◆ WHAT TO WORK ON
Restate each entry below without changing a word.

----------

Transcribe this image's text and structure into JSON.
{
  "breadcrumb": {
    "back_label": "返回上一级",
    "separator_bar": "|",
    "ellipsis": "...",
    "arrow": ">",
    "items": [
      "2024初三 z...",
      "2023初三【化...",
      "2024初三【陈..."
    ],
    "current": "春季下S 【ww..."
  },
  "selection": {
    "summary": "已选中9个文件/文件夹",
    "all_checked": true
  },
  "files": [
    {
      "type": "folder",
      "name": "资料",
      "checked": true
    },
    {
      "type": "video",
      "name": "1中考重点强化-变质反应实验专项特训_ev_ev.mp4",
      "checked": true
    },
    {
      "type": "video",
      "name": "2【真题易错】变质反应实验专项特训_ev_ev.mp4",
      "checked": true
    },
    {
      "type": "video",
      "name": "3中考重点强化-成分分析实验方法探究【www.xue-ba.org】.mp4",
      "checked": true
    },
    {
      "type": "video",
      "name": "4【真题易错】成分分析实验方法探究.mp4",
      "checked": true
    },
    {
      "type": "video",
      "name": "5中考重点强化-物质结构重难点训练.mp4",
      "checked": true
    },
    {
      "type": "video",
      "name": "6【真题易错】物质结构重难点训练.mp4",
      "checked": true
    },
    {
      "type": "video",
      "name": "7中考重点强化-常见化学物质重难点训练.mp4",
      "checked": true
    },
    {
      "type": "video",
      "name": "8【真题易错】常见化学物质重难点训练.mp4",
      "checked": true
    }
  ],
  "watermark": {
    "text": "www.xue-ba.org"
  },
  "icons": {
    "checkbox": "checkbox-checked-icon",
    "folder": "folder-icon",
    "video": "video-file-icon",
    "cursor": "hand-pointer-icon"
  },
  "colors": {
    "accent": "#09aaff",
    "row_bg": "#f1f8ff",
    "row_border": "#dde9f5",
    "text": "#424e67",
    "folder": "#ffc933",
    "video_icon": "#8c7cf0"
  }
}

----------

◆ RESULT FOR THIS EXERCISE
Transcribe this image's text and structure into JSON.
{
  "breadcrumb": {
    "back_label": "返回上一级",
    "separator_bar": "|",
    "ellipsis": "...",
    "arrow": ">",
    "items": [
      "2024初三 z...",
      "2023初三【化...",
      "2024初三【陈..."
    ],
    "current": "春季下S 【ww..."
  },
  "selection": {
    "summary": "已选中9个文件/文件夹",
    "all_checked": true
  },
  "files": [
    {
      "type": "folder",
      "name": "资料",
      "checked": true
    },
    {
      "type": "video",
      "name": "1中考重点强化-变质反应实验专项特训_ev_ev.mp4",
      "checked": true
    },
    {
      "type": "video",
      "name": "2【真题易错】变质反应实验专项特训_ev_ev.mp4",
      "checked": true
    },
    {
      "type": "video",
      "name": "3中考重点强化-成分分析实验方法探究【www.xue-ba.org】.mp4",
      "checked": true
    },
    {
      "type": "video",
      "name": "4【真题易错】成分分析实验方法探究.mp4",
      "checked": true
    },
    {
      "type": "video",
      "name": "5中考重点强化-物质结构重难点训练.mp4",
      "checked": true
    },
    {
      "type": "video",
      "name": "6【真题易错】物质结构重难点训练.mp4",
      "checked": true
    },
    {
      "type": "video",
      "name": "7中考重点强化-常见化学物质重难点训练.mp4",
      "checked": true
    },
    {
      "type": "video",
      "name": "8【真题易错】常见化学物质重难点训练.mp4",
      "checked": true
    }
  ],
  "watermark": {
    "text": "www.xue-ba.org"
  },
  "icons": {
    "checkbox": "checkbox-checked-icon",
    "folder": "folder-icon",
    "video": "video-file-icon",
    "cursor": "hand-pointer-icon"
  },
  "colors": {
    "accent": "#09aaff",
    "row_bg": "#f1f8ff",
    "row_border": "#dde9f5",
    "text": "#424e67",
    "folder": "#ffc933",
    "video_icon": "#8c7cf0"
  }
}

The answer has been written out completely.